Your goal
Wherever the string "description" turns up in the data, copy the whole line.

============================================================

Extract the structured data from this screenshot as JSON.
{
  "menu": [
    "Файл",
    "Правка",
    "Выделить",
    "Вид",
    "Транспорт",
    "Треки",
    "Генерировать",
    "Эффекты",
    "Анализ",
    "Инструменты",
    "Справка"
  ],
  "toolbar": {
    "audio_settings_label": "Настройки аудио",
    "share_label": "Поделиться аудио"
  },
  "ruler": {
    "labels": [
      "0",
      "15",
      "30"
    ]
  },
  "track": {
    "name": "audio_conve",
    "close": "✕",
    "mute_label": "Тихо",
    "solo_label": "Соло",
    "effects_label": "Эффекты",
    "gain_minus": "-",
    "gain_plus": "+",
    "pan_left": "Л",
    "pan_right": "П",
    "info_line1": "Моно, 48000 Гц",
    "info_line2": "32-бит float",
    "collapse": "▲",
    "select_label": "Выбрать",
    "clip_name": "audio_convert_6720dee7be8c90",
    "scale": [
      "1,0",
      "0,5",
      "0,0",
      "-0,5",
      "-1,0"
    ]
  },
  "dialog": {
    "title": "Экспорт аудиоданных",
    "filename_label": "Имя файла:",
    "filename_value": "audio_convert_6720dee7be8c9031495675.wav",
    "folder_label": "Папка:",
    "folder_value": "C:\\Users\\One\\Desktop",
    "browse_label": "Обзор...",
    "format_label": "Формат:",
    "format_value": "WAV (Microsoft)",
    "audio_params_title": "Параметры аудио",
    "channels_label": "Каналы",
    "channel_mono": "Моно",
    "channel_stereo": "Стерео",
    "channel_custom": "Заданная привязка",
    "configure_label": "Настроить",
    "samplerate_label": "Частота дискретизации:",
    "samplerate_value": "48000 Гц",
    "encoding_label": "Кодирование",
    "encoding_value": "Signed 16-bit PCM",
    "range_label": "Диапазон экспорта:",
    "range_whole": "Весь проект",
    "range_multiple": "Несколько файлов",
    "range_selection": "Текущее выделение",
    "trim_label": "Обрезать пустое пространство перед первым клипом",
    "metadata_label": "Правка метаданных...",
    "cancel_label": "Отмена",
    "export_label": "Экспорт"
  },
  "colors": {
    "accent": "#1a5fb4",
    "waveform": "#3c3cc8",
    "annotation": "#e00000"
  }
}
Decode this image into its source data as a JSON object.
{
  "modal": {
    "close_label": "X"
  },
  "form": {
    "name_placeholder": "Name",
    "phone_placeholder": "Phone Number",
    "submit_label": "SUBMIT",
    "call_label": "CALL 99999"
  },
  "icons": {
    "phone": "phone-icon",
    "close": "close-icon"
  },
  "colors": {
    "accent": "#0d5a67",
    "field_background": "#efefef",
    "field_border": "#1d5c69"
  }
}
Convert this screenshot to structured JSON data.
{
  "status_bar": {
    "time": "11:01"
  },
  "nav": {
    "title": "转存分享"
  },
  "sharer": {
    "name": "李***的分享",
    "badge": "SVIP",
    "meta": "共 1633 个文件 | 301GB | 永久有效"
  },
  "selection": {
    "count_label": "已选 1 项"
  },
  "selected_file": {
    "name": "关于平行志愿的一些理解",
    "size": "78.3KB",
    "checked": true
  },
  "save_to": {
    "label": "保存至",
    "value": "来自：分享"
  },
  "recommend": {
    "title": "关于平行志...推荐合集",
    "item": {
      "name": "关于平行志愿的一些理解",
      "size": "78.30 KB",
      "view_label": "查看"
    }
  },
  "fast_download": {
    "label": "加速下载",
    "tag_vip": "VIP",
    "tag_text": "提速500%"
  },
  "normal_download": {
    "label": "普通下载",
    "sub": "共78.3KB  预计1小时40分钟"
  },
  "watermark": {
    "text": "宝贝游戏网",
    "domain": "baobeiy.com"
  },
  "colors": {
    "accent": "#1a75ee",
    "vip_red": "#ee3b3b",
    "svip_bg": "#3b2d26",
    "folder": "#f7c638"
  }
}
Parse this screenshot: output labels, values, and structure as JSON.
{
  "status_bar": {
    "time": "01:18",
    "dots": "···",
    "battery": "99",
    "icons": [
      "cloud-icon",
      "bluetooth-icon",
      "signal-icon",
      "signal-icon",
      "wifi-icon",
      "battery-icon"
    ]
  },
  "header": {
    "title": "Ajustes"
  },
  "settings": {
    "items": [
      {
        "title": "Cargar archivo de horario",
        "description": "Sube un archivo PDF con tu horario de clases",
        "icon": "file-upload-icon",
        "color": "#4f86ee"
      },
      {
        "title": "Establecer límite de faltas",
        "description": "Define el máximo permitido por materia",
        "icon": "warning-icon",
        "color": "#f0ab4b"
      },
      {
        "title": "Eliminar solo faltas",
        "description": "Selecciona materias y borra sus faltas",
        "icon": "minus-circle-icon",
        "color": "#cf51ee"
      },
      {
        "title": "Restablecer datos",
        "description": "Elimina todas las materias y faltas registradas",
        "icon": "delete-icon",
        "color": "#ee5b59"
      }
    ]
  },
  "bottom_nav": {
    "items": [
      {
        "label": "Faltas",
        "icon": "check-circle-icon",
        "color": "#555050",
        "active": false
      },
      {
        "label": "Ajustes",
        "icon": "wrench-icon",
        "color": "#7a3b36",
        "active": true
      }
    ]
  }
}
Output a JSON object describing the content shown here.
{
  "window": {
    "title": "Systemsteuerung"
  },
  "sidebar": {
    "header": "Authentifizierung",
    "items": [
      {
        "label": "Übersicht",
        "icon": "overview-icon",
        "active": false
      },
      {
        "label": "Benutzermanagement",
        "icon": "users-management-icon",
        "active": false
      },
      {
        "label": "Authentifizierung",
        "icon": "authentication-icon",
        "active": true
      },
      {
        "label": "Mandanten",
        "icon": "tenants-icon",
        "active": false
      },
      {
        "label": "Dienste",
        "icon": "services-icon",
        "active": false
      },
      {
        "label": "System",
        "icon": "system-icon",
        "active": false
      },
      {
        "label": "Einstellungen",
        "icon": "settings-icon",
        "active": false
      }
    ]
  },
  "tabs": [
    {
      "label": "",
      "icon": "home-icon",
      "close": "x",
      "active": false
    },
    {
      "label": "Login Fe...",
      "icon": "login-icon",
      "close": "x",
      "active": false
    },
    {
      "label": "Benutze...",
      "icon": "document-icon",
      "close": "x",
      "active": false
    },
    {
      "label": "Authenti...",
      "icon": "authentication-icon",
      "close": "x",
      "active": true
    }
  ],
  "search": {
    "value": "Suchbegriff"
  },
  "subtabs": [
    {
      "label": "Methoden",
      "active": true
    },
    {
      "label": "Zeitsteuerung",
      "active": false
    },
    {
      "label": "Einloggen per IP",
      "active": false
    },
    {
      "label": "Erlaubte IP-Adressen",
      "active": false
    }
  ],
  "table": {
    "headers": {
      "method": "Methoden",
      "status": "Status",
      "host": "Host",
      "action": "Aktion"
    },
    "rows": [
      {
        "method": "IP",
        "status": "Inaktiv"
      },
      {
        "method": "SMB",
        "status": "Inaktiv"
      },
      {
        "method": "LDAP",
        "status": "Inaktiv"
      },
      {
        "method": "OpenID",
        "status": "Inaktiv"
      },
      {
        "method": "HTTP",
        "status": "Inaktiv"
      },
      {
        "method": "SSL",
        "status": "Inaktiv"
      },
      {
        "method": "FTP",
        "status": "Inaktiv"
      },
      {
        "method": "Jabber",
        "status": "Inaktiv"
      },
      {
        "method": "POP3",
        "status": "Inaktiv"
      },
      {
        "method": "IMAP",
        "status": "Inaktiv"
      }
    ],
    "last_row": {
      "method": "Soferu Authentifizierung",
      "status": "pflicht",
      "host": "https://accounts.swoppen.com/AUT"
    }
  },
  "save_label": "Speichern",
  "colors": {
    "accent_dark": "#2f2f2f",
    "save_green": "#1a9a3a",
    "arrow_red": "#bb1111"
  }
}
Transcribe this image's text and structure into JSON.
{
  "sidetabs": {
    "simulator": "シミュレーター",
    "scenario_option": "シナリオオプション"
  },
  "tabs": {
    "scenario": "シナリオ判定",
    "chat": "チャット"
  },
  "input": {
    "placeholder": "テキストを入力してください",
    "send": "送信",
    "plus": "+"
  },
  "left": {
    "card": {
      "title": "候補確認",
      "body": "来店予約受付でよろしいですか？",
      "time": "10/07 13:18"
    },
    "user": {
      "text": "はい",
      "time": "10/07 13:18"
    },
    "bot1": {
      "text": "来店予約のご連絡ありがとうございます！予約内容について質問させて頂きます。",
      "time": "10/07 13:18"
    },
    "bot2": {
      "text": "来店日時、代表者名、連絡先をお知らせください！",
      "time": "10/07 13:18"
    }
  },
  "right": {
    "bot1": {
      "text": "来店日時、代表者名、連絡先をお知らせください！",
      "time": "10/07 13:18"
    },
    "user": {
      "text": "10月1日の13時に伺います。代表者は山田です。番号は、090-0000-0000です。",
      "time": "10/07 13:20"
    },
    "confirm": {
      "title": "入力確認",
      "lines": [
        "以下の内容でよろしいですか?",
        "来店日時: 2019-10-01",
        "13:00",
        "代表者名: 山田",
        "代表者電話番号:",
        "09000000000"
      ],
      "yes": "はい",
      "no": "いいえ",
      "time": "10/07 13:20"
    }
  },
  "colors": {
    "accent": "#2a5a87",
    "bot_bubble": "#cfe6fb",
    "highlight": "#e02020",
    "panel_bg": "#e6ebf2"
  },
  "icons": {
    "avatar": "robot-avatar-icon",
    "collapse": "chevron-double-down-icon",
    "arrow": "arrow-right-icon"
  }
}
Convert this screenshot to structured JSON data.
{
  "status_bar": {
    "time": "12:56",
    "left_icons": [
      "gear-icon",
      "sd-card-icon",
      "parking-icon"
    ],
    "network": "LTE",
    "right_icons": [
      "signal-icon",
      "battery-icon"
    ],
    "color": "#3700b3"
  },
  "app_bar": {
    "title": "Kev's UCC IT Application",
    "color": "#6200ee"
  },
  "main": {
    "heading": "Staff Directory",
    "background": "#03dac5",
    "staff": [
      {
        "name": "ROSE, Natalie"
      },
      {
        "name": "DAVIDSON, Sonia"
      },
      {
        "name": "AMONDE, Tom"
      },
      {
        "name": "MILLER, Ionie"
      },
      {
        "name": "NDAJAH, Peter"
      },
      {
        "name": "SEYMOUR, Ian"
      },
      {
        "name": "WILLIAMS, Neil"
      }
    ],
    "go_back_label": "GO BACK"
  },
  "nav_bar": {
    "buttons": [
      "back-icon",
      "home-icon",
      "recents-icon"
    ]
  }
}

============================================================

Result of this task
        "description": "Sube un archivo PDF con tu horario de clases",
        "description": "Define el máximo permitido por materia",
        "description": "Selecciona materias y borra sus faltas",
        "description": "Elimina todas las materias y faltas registradas",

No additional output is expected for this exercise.